A plan to resolve the row- which led to two one-day walkouts in Limerick - was put in place following intensive negotiations between the Association of Secondary Teachers Ireland (ASTI), the Teachers Union of Ireland (TUI) and departmental officials.
It is likely to pave the way for the uninterrupted roll-out of the junior cycle changes, on a phased basis, from September.
Ms O’Sullivan said the reforms must recognise a wide range of learning techniques, plus a requirement to reduce the focus on one-term exams as a means of student assessment.
Both students and parents will be given a broader picture of their learning throughout the whole of the cycle.
Both Ms O’Sullivan and the union’s executives have agreed on these principles.
Crucially, the final exam will be marked by the State Examinations Commission and not teachers.
However, teachers will assess the progress of students through classroom-based assessments.
A written assessment task, based on this, will be completed in each subject in the third year.
This will be marked by the State Examinations Commission.
On top of this,is a new subject, ‘Well-being’.
It will encompass Physical Education, Social Personal and Health Education (SPHE) and Cvic Social and Political Education (CSPE).
New courses will be available for each of these subject areas, and overall learning time will be 400 hours.
After the completion of the three year Junior Cycle students will receive a ‘Profile of Achievement’ which will record their progress in all areas, including the written exam, the classroom-based assessments and other extra-curricular activities.
An updated Junior Cycle Framework will be published by the end of June this year, providing full details of the possible combination of subjects and short courses.

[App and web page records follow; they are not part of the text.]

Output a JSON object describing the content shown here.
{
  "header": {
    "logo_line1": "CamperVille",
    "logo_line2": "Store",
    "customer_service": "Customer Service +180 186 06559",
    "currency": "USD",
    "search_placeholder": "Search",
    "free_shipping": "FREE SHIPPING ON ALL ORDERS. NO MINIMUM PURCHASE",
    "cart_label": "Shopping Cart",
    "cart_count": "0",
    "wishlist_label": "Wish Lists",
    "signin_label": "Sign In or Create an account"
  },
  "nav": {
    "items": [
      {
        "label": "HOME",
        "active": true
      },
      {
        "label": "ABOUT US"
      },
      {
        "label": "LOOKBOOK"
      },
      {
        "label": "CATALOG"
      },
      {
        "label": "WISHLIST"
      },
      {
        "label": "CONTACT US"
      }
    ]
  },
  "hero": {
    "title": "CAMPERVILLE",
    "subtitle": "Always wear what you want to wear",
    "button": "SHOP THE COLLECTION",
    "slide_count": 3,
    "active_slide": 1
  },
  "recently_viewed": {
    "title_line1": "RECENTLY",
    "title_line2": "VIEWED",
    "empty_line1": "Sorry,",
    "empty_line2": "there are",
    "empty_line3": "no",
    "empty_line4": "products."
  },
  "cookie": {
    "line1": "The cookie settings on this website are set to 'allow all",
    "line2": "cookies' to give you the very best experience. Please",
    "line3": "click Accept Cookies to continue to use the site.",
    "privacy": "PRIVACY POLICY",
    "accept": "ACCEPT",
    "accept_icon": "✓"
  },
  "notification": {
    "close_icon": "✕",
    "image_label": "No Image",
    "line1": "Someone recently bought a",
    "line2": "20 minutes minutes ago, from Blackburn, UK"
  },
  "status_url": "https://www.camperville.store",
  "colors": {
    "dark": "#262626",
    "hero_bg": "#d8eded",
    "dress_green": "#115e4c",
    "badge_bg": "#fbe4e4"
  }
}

Ms O’Sullivan said: “I wholeheartedly recommend these revised proposals, and believe they merit the support of all involved in education in Ireland. They place the student at the centre of the learning process, and allow for new ways of learning to be properly assessed.”
She added: “Expanding the type of assessment and the skills to be assessed is central to junior cycle reform, and, through negotiation, we have been able to deliver the best of both worlds. Students will sit a valued written exam, and have much more of their development and progress measured through classroom assessment.”
The TD said she hopes the reforms “which are needed to best serve our young people” can now be delivered without any further delay.